• _WHAT IS REQUIRED_:
Which of the lines below include the word "disabled"? Pull each one out.

══════════

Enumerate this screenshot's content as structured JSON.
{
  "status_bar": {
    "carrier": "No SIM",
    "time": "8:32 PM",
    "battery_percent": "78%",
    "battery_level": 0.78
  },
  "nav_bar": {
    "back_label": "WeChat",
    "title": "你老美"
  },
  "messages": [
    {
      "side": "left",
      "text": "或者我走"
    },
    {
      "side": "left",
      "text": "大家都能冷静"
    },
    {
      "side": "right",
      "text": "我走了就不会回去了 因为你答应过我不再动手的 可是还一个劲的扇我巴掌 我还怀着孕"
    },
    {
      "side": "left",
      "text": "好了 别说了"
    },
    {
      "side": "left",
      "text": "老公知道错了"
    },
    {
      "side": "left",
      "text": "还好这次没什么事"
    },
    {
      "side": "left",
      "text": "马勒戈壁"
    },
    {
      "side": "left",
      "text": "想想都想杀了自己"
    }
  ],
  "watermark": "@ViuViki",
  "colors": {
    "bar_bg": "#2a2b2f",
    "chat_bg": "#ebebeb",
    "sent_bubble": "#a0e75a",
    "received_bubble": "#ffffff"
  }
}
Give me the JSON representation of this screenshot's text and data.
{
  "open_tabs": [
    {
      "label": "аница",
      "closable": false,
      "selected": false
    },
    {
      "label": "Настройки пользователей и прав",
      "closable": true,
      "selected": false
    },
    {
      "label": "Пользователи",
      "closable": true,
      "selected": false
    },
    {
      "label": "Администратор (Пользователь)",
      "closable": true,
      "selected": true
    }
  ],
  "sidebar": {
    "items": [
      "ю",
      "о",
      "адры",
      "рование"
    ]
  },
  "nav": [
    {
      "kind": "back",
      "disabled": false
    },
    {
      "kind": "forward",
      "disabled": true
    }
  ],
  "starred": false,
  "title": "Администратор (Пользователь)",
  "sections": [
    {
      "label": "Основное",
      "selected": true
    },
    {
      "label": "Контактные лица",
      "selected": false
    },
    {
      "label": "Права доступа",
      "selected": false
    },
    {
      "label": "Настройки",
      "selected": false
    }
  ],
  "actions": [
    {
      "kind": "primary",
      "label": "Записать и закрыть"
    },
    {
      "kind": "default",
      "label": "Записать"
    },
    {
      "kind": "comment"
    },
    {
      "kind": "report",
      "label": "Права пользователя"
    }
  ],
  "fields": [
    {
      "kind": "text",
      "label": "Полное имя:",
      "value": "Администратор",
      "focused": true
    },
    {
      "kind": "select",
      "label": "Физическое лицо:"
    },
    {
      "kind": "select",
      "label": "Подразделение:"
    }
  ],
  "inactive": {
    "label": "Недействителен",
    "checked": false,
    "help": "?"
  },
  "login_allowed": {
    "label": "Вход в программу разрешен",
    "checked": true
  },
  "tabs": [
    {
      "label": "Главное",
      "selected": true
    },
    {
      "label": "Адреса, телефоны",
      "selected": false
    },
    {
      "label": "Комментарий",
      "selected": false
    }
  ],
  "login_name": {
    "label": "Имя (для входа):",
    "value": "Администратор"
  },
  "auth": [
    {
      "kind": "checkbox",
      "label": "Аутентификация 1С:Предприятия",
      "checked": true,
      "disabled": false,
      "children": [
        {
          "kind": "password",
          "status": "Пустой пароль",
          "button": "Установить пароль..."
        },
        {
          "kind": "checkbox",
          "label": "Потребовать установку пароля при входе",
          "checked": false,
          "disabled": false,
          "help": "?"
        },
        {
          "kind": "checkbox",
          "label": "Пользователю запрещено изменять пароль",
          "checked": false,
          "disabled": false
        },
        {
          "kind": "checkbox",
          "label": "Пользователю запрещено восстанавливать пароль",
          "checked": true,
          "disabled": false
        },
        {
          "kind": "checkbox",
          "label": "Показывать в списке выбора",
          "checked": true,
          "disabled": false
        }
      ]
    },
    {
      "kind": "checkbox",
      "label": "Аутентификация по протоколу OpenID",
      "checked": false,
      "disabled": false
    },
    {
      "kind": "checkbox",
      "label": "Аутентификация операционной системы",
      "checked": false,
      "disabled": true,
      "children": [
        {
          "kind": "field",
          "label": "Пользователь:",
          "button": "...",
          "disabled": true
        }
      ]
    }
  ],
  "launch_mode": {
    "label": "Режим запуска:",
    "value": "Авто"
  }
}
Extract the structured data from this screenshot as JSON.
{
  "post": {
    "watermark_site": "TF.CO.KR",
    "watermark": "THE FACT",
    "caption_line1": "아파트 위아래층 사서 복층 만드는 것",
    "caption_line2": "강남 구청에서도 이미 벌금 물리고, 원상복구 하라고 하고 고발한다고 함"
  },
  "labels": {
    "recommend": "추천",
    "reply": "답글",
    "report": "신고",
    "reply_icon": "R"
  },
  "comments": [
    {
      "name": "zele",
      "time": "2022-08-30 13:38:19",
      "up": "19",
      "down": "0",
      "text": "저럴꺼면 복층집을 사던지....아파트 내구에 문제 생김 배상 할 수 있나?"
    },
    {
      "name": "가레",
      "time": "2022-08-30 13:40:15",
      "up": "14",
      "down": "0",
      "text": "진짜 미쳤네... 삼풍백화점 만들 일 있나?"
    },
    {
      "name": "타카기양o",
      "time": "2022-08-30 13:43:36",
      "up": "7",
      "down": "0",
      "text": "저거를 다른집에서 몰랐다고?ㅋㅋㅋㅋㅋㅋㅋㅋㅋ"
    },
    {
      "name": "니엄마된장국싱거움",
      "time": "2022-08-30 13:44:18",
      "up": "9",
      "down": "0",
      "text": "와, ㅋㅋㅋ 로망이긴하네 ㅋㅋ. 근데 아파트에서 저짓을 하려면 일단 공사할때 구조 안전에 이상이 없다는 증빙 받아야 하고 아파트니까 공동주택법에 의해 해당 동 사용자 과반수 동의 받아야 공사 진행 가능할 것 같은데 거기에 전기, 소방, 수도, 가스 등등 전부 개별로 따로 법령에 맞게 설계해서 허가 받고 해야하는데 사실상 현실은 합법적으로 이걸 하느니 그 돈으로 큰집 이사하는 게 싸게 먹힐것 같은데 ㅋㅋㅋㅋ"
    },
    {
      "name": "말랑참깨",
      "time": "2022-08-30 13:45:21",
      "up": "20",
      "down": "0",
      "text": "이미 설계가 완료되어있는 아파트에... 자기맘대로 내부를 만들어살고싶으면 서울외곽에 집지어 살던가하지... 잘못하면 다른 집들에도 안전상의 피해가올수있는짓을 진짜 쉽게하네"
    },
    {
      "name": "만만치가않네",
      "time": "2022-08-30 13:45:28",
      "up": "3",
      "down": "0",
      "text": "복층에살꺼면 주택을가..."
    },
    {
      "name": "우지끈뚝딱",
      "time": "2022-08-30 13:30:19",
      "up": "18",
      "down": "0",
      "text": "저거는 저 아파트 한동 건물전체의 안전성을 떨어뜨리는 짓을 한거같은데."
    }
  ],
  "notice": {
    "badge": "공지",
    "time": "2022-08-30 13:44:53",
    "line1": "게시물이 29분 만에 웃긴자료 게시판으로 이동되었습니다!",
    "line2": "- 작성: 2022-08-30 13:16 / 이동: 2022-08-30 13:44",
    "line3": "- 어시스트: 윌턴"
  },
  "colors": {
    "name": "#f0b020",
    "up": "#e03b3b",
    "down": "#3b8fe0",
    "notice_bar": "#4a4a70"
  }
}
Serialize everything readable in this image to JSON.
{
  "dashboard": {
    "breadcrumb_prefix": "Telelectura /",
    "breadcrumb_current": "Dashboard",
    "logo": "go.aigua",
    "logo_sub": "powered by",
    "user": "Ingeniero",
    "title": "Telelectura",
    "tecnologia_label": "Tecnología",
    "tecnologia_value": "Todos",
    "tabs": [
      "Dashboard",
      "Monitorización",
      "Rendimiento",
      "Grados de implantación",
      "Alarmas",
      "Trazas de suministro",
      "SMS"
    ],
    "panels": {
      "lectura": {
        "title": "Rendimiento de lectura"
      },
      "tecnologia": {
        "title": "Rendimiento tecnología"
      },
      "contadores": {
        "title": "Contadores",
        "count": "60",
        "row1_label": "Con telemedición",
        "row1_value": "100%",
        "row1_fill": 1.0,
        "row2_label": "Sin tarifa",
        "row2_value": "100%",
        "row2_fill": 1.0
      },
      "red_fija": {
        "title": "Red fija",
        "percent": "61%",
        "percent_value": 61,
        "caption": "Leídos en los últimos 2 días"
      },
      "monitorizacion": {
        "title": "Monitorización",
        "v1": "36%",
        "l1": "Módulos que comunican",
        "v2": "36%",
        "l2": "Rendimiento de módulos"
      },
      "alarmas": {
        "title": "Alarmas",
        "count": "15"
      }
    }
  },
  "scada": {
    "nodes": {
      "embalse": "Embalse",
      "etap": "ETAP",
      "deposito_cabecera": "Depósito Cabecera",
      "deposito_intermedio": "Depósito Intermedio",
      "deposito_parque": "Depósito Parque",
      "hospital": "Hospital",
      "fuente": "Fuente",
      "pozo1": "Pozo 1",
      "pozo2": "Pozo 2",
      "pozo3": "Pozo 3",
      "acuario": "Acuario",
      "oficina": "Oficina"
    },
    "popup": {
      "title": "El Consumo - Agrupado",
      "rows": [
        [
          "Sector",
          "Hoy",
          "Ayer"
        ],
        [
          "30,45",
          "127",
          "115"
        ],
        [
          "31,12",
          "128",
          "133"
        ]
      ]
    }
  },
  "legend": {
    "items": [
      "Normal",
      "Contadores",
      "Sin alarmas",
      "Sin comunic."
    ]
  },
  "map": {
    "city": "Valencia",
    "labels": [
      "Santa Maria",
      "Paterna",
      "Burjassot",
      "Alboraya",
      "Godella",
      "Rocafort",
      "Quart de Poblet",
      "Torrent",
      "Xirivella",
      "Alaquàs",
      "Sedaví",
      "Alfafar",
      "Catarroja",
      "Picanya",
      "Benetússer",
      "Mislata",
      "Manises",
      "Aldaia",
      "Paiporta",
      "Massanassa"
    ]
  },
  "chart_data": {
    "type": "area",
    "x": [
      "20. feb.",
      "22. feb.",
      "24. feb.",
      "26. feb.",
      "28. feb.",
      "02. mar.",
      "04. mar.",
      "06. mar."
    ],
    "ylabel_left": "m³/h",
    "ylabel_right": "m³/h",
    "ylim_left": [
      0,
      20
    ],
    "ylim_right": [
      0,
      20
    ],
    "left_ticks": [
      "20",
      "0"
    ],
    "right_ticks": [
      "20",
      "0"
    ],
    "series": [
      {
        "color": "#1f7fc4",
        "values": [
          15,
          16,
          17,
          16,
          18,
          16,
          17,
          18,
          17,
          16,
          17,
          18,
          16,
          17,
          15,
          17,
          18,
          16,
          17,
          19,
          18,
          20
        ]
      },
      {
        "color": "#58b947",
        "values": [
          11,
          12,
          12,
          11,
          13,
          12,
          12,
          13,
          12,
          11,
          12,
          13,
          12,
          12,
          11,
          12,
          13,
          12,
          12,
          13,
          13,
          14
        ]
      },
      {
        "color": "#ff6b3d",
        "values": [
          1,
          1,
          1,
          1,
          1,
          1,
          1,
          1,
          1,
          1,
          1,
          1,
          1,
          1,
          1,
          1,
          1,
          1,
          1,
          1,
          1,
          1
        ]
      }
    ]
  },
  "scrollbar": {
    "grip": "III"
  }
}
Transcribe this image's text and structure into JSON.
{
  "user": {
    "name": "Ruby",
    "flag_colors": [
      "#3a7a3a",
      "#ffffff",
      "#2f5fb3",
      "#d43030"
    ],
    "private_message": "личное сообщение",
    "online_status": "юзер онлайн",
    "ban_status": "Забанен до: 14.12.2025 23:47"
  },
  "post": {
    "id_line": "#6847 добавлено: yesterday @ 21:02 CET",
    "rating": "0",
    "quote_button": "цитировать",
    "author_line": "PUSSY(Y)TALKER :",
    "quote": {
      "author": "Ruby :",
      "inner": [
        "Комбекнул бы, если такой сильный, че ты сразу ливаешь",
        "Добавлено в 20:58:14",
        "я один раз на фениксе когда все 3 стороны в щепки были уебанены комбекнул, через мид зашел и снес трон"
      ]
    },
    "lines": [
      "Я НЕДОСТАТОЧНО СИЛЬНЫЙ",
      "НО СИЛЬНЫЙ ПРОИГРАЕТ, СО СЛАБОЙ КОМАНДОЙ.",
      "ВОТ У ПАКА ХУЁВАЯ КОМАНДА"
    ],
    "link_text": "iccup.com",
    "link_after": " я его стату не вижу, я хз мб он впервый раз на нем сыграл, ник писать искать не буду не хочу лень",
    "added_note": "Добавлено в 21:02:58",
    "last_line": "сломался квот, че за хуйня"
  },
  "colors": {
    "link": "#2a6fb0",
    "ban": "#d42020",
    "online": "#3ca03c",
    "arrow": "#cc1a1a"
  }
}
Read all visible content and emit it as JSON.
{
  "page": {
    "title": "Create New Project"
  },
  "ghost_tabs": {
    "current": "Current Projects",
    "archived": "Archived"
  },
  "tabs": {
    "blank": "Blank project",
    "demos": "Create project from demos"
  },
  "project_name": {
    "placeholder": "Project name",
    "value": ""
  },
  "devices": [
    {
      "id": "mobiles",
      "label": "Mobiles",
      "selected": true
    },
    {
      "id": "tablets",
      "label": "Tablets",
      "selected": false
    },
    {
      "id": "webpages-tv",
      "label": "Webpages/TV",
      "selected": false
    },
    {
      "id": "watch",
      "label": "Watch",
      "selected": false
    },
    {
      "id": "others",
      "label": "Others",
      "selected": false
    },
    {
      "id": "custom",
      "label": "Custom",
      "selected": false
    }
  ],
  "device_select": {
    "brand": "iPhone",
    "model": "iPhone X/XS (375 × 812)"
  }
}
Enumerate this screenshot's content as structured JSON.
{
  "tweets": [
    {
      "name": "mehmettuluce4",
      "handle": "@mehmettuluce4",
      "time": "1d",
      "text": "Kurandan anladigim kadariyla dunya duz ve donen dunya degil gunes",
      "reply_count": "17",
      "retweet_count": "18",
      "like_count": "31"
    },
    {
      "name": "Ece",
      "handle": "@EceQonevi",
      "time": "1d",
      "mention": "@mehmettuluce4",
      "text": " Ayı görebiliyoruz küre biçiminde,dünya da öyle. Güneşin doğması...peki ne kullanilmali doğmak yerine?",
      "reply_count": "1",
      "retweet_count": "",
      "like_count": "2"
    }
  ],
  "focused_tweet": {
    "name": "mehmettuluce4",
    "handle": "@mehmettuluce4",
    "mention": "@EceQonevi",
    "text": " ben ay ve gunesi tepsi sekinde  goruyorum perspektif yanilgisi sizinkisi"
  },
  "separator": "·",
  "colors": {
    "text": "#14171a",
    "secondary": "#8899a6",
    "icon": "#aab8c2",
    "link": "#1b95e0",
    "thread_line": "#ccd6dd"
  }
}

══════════

• _RESPONSE TO THIS TASK_:
      "disabled": false
      "disabled": true
      "disabled": false,
          "disabled": false,
          "disabled": false
          "disabled": false
          "disabled": false
      "disabled": false
      "disabled": true,
          "disabled": true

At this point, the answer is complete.